> **Task instructions**: Drop the pictures, then extract the listing word for word.

· · · · ·

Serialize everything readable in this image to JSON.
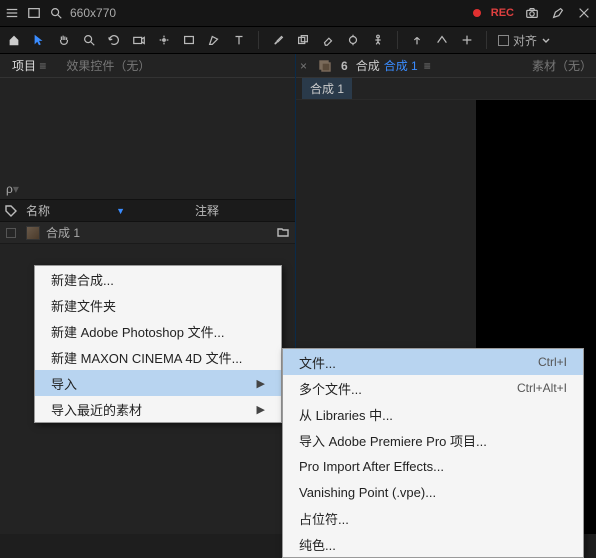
{
  "titlebar": {
    "search_value": "660x770",
    "rec_label": "REC"
  },
  "toolbar": {
    "align_label": "对齐"
  },
  "left": {
    "tab_project": "项目",
    "tab_effects": "效果控件（无）",
    "search_placeholder": "ρ",
    "col_name": "名称",
    "col_comment": "注释",
    "row1": {
      "name": "合成 1"
    }
  },
  "right": {
    "tab_comp": "合成",
    "comp_name": "合成 1",
    "tab_material": "素材（无）",
    "subtab": "合成 1"
  },
  "context_menu_1": {
    "items": [
      "新建合成...",
      "新建文件夹",
      "新建 Adobe Photoshop 文件...",
      "新建 MAXON CINEMA 4D 文件..."
    ],
    "import": "导入",
    "import_recent": "导入最近的素材"
  },
  "context_menu_2": {
    "file": {
      "label": "文件...",
      "shortcut": "Ctrl+I"
    },
    "multi_file": {
      "label": "多个文件...",
      "shortcut": "Ctrl+Alt+I"
    },
    "from_lib": "从 Libraries 中...",
    "premiere": "导入 Adobe Premiere Pro 项目...",
    "pro_import": "Pro Import After Effects...",
    "vanishing": "Vanishing Point (.vpe)...",
    "placeholder": "占位符...",
    "solid": "纯色..."
  }
}
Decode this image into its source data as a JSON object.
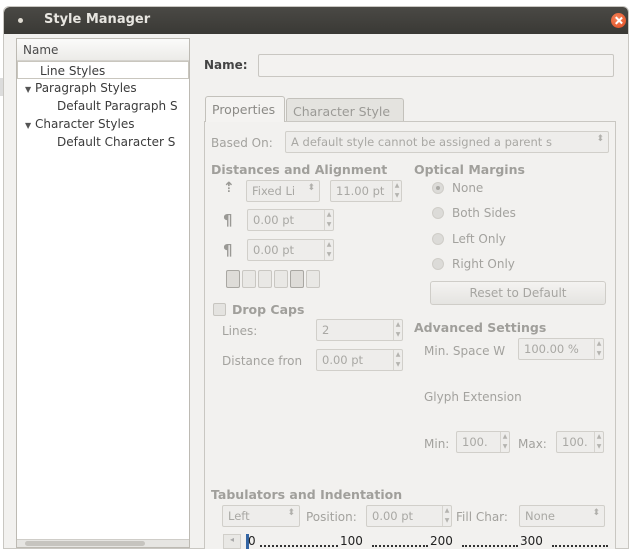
{
  "window": {
    "title": "Style Manager"
  },
  "tree": {
    "header": "Name",
    "items": [
      {
        "label": "Line Styles",
        "level": 1,
        "selected": true
      },
      {
        "label": "Paragraph Styles",
        "level": 0,
        "expanded": true
      },
      {
        "label": "Default Paragraph S",
        "level": 2
      },
      {
        "label": "Character Styles",
        "level": 0,
        "expanded": true
      },
      {
        "label": "Default Character S",
        "level": 2
      }
    ]
  },
  "name_row": {
    "label": "Name:",
    "value": ""
  },
  "tabs": [
    {
      "label": "Properties",
      "active": true
    },
    {
      "label": "Character Style",
      "active": false
    }
  ],
  "based_on": {
    "label": "Based On:",
    "value": "A default style cannot be assigned a parent s"
  },
  "distances": {
    "title": "Distances and Alignment",
    "line_spacing_mode": "Fixed Li",
    "line_spacing_value": "11.00 pt",
    "space_above": "0.00 pt",
    "space_below": "0.00 pt"
  },
  "optical_margins": {
    "title": "Optical Margins",
    "options": [
      "None",
      "Both Sides",
      "Left Only",
      "Right Only"
    ],
    "selected": "None",
    "reset_label": "Reset to Default"
  },
  "drop_caps": {
    "label": "Drop Caps",
    "checked": false,
    "lines_label": "Lines:",
    "lines_value": "2",
    "distance_label": "Distance fron",
    "distance_value": "0.00 pt"
  },
  "advanced": {
    "title": "Advanced Settings",
    "min_space_label": "Min. Space W",
    "min_space_value": "100.00 %",
    "glyph_label": "Glyph Extension",
    "min_label": "Min:",
    "min_value": "100.",
    "max_label": "Max:",
    "max_value": "100."
  },
  "tabulators": {
    "title": "Tabulators and Indentation",
    "alignment": "Left",
    "position_label": "Position:",
    "position_value": "0.00 pt",
    "fill_label": "Fill Char:",
    "fill_value": "None",
    "ruler_labels": [
      "0",
      "100",
      "200",
      "300"
    ]
  }
}
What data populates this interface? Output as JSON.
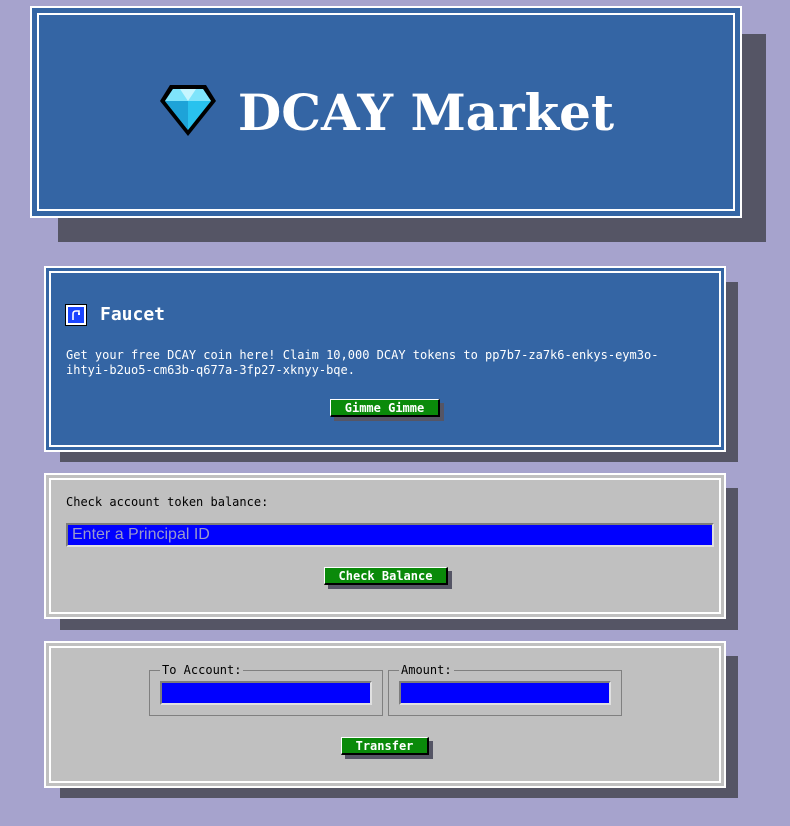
{
  "header": {
    "icon": "diamond-icon",
    "title": "DCAY Market"
  },
  "faucet": {
    "icon": "faucet-icon",
    "title": "Faucet",
    "description": "Get your free DCAY coin here! Claim 10,000 DCAY tokens to pp7b7-za7k6-enkys-eym3o-ihtyi-b2uo5-cm63b-q677a-3fp27-xknyy-bqe.",
    "button_label": "Gimme Gimme"
  },
  "balance": {
    "label": "Check account token balance:",
    "placeholder": "Enter a Principal ID",
    "value": "",
    "button_label": "Check Balance"
  },
  "transfer": {
    "to_account_legend": "To Account:",
    "to_account_value": "",
    "amount_legend": "Amount:",
    "amount_value": "",
    "button_label": "Transfer"
  },
  "colors": {
    "background": "#a6a3cd",
    "panel_blue": "#3465a4",
    "panel_grey": "#c0c0c0",
    "button_green": "#0a8a0a",
    "input_blue": "#0000ff"
  }
}
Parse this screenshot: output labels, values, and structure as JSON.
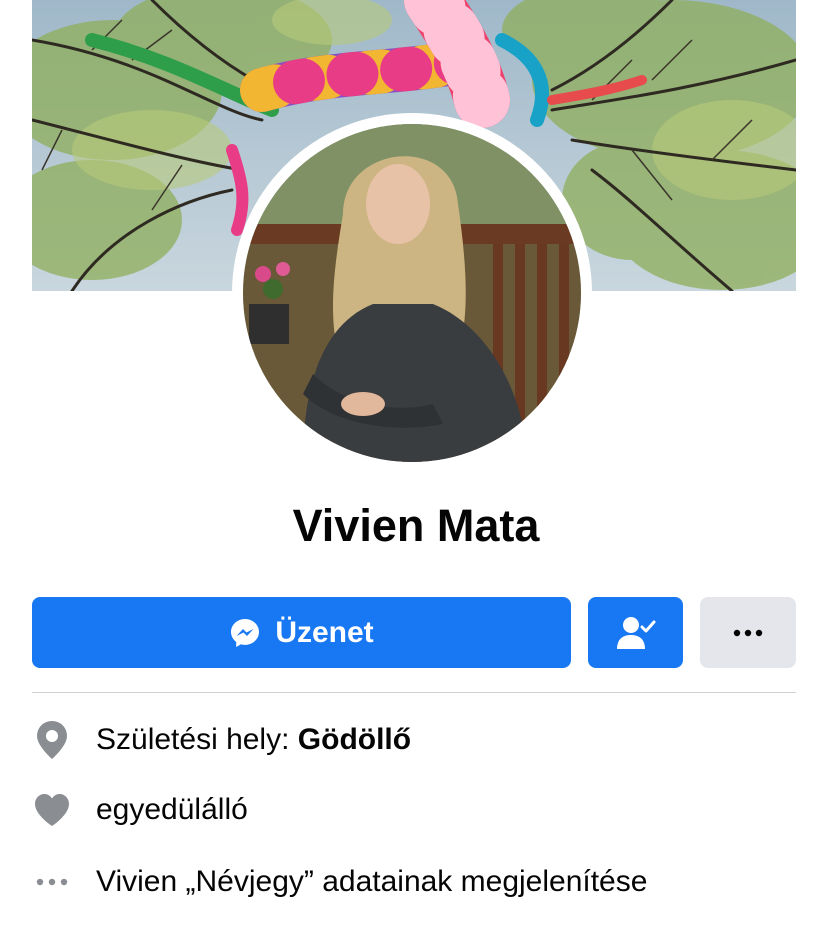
{
  "profile": {
    "name": "Vivien Mata"
  },
  "actions": {
    "message_label": "Üzenet",
    "friend_icon": "friends-check-icon",
    "more_icon": "more-dots-icon"
  },
  "info": {
    "birthplace_label": "Születési hely: ",
    "birthplace_value": "Gödöllő",
    "relationship": "egyedülálló",
    "about_link": "Vivien „Névjegy” adatainak megjelenítése"
  },
  "colors": {
    "accent": "#1877f2",
    "secondary_button": "#e4e6eb",
    "icon_gray": "#8a8d91",
    "text": "#050505"
  }
}
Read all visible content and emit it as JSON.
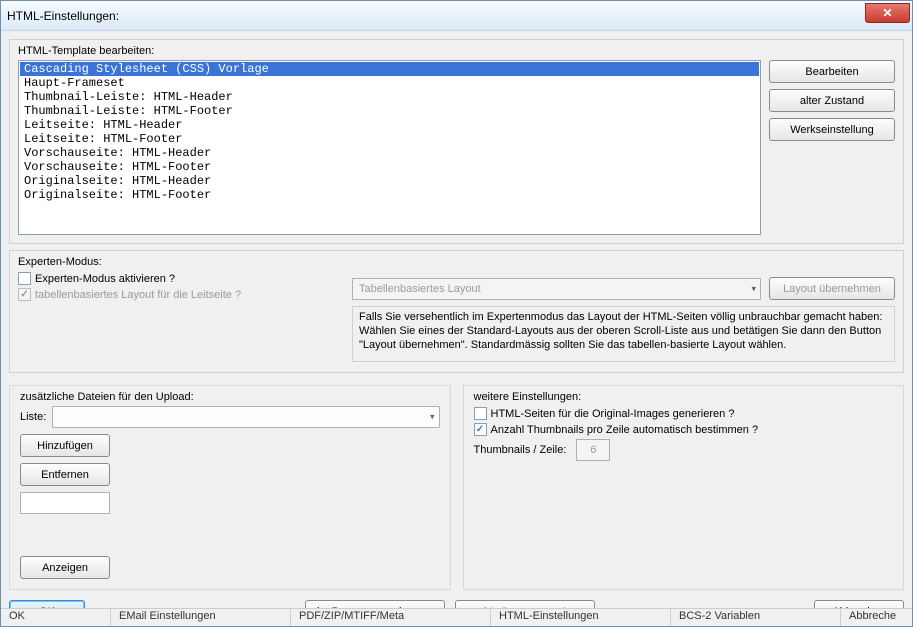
{
  "window": {
    "title": "HTML-Einstellungen:"
  },
  "template": {
    "groupLabel": "HTML-Template bearbeiten:",
    "items": [
      "Cascading Stylesheet (CSS) Vorlage",
      "Haupt-Frameset",
      "Thumbnail-Leiste: HTML-Header",
      "Thumbnail-Leiste: HTML-Footer",
      "Leitseite: HTML-Header",
      "Leitseite: HTML-Footer",
      "Vorschauseite: HTML-Header",
      "Vorschauseite: HTML-Footer",
      "Originalseite: HTML-Header",
      "Originalseite: HTML-Footer"
    ],
    "buttons": {
      "edit": "Bearbeiten",
      "revert": "alter Zustand",
      "factory": "Werkseinstellung"
    }
  },
  "expert": {
    "groupLabel": "Experten-Modus:",
    "activate": "Experten-Modus aktivieren ?",
    "tableLayoutLeit": "tabellenbasiertes Layout für die Leitseite ?",
    "layoutCombo": "Tabellenbasiertes Layout",
    "applyLayout": "Layout übernehmen",
    "description": "Falls Sie versehentlich im Expertenmodus das Layout der HTML-Seiten völlig unbrauchbar gemacht haben: Wählen Sie eines der Standard-Layouts aus der oberen Scroll-Liste aus und betätigen Sie dann den Button \"Layout übernehmen\". Standardmässig sollten Sie das tabellen-basierte Layout wählen."
  },
  "upload": {
    "groupLabel": "zusätzliche Dateien für den Upload:",
    "liste": "Liste:",
    "add": "Hinzufügen",
    "remove": "Entfernen",
    "show": "Anzeigen"
  },
  "settings": {
    "groupLabel": "weitere Einstellungen:",
    "genOriginal": "HTML-Seiten für die Original-Images generieren ?",
    "autoThumbs": "Anzahl Thumbnails pro Zeile automatisch bestimmen ?",
    "thumbsLabel": "Thumbnails / Zeile:",
    "thumbsValue": "6"
  },
  "bottom": {
    "ok": "OK",
    "browser": "im Browser anzeigen ...",
    "apply": "auf Auftrag anwenden",
    "cancel": "Abbrechen"
  },
  "statusbar": {
    "c0": "OK",
    "c1": "EMail Einstellungen",
    "c2": "PDF/ZIP/MTIFF/Meta",
    "c3": "HTML-Einstellungen",
    "c4": "BCS-2 Variablen",
    "c5": "Abbreche"
  }
}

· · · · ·

> **Response to this task**:
Serialize everything readable in this image to JSON.
{
  "titlebar": {
    "search_value": "660x770",
    "rec_label": "REC"
  },
  "toolbar": {
    "align_label": "对齐"
  },
  "left": {
    "tab_project": "项目",
    "tab_effects": "效果控件（无）",
    "search_placeholder": "ρ",
    "col_name": "名称",
    "col_comment": "注释",
    "row1": {
      "name": "合成 1"
    }
  },
  "right": {
    "tab_comp": "合成",
    "comp_name": "合成 1",
    "tab_material": "素材（无）",
    "subtab": "合成 1"
  },
  "context_menu_1": {
    "items": [
      "新建合成...",
      "新建文件夹",
      "新建 Adobe Photoshop 文件...",
      "新建 MAXON CINEMA 4D 文件..."
    ],
    "import": "导入",
    "import_recent": "导入最近的素材"
  },
  "context_menu_2": {
    "file": {
      "label": "文件...",
      "shortcut": "Ctrl+I"
    },
    "multi_file": {
      "label": "多个文件...",
      "shortcut": "Ctrl+Alt+I"
    },
    "from_lib": "从 Libraries 中...",
    "premiere": "导入 Adobe Premiere Pro 项目...",
    "pro_import": "Pro Import After Effects...",
    "vanishing": "Vanishing Point (.vpe)...",
    "placeholder": "占位符...",
    "solid": "纯色..."
  }
}
Decode this image into its source data as a JSON object.
{
  "window": {
    "title": "Style Manager"
  },
  "tree": {
    "header": "Name",
    "items": [
      {
        "label": "Line Styles",
        "level": 1,
        "selected": true
      },
      {
        "label": "Paragraph Styles",
        "level": 0,
        "expanded": true
      },
      {
        "label": "Default Paragraph S",
        "level": 2
      },
      {
        "label": "Character Styles",
        "level": 0,
        "expanded": true
      },
      {
        "label": "Default Character S",
        "level": 2
      }
    ]
  },
  "name_row": {
    "label": "Name:",
    "value": ""
  },
  "tabs": [
    {
      "label": "Properties",
      "active": true
    },
    {
      "label": "Character Style",
      "active": false
    }
  ],
  "based_on": {
    "label": "Based On:",
    "value": "A default style cannot be assigned a parent s"
  },
  "distances": {
    "title": "Distances and Alignment",
    "line_spacing_mode": "Fixed Li",
    "line_spacing_value": "11.00 pt",
    "space_above": "0.00 pt",
    "space_below": "0.00 pt"
  },
  "optical_margins": {
    "title": "Optical Margins",
    "options": [
      "None",
      "Both Sides",
      "Left Only",
      "Right Only"
    ],
    "selected": "None",
    "reset_label": "Reset to Default"
  },
  "drop_caps": {
    "label": "Drop Caps",
    "checked": false,
    "lines_label": "Lines:",
    "lines_value": "2",
    "distance_label": "Distance fron",
    "distance_value": "0.00 pt"
  },
  "advanced": {
    "title": "Advanced Settings",
    "min_space_label": "Min. Space W",
    "min_space_value": "100.00 %",
    "glyph_label": "Glyph Extension",
    "min_label": "Min:",
    "min_value": "100.",
    "max_label": "Max:",
    "max_value": "100."
  },
  "tabulators": {
    "title": "Tabulators and Indentation",
    "alignment": "Left",
    "position_label": "Position:",
    "position_value": "0.00 pt",
    "fill_label": "Fill Char:",
    "fill_value": "None",
    "ruler_labels": [
      "0",
      "100",
      "200",
      "300"
    ]
  }
}
What data populates this interface? Output as JSON.
{
  "header": {
    "icon": "diamond-icon",
    "title": "DCAY Market"
  },
  "faucet": {
    "icon": "faucet-icon",
    "title": "Faucet",
    "description": "Get your free DCAY coin here! Claim 10,000 DCAY tokens to pp7b7-za7k6-enkys-eym3o-ihtyi-b2uo5-cm63b-q677a-3fp27-xknyy-bqe.",
    "button_label": "Gimme Gimme"
  },
  "balance": {
    "label": "Check account token balance:",
    "placeholder": "Enter a Principal ID",
    "value": "",
    "button_label": "Check Balance"
  },
  "transfer": {
    "to_account_legend": "To Account:",
    "to_account_value": "",
    "amount_legend": "Amount:",
    "amount_value": "",
    "button_label": "Transfer"
  },
  "colors": {
    "background": "#a6a3cd",
    "panel_blue": "#3465a4",
    "panel_grey": "#c0c0c0",
    "button_green": "#0a8a0a",
    "input_blue": "#0000ff"
  }
}
Parse this screenshot: output labels, values, and structure as JSON.
{
  "profile": {
    "name": "Vivien Mata"
  },
  "actions": {
    "message_label": "Üzenet",
    "friend_icon": "friends-check-icon",
    "more_icon": "more-dots-icon"
  },
  "info": {
    "birthplace_label": "Születési hely: ",
    "birthplace_value": "Gödöllő",
    "relationship": "egyedülálló",
    "about_link": "Vivien „Névjegy” adatainak megjelenítése"
  },
  "colors": {
    "accent": "#1877f2",
    "secondary_button": "#e4e6eb",
    "icon_gray": "#8a8d91",
    "text": "#050505"
  }
}
Read all visible content and emit it as JSON.
{
  "window": {
    "title": "HTML-Einstellungen:"
  },
  "template": {
    "groupLabel": "HTML-Template bearbeiten:",
    "items": [
      "Cascading Stylesheet (CSS) Vorlage",
      "Haupt-Frameset",
      "Thumbnail-Leiste: HTML-Header",
      "Thumbnail-Leiste: HTML-Footer",
      "Leitseite: HTML-Header",
      "Leitseite: HTML-Footer",
      "Vorschauseite: HTML-Header",
      "Vorschauseite: HTML-Footer",
      "Originalseite: HTML-Header",
      "Originalseite: HTML-Footer"
    ],
    "buttons": {
      "edit": "Bearbeiten",
      "revert": "alter Zustand",
      "factory": "Werkseinstellung"
    }
  },
  "expert": {
    "groupLabel": "Experten-Modus:",
    "activate": "Experten-Modus aktivieren ?",
    "tableLayoutLeit": "tabellenbasiertes Layout für die Leitseite ?",
    "layoutCombo": "Tabellenbasiertes Layout",
    "applyLayout": "Layout übernehmen",
    "description": "Falls Sie versehentlich im Expertenmodus das Layout der HTML-Seiten völlig unbrauchbar gemacht haben: Wählen Sie eines der Standard-Layouts aus der oberen Scroll-Liste aus und betätigen Sie dann den Button \"Layout übernehmen\". Standardmässig sollten Sie das tabellen-basierte Layout wählen."
  },
  "upload": {
    "groupLabel": "zusätzliche Dateien für den Upload:",
    "liste": "Liste:",
    "add": "Hinzufügen",
    "remove": "Entfernen",
    "show": "Anzeigen"
  },
  "settings": {
    "groupLabel": "weitere Einstellungen:",
    "genOriginal": "HTML-Seiten für die Original-Images generieren ?",
    "autoThumbs": "Anzahl Thumbnails pro Zeile automatisch bestimmen ?",
    "thumbsLabel": "Thumbnails / Zeile:",
    "thumbsValue": "6"
  },
  "bottom": {
    "ok": "OK",
    "browser": "im Browser anzeigen ...",
    "apply": "auf Auftrag anwenden",
    "cancel": "Abbrechen"
  },
  "statusbar": {
    "c0": "OK",
    "c1": "EMail Einstellungen",
    "c2": "PDF/ZIP/MTIFF/Meta",
    "c3": "HTML-Einstellungen",
    "c4": "BCS-2 Variablen",
    "c5": "Abbreche"
  }
}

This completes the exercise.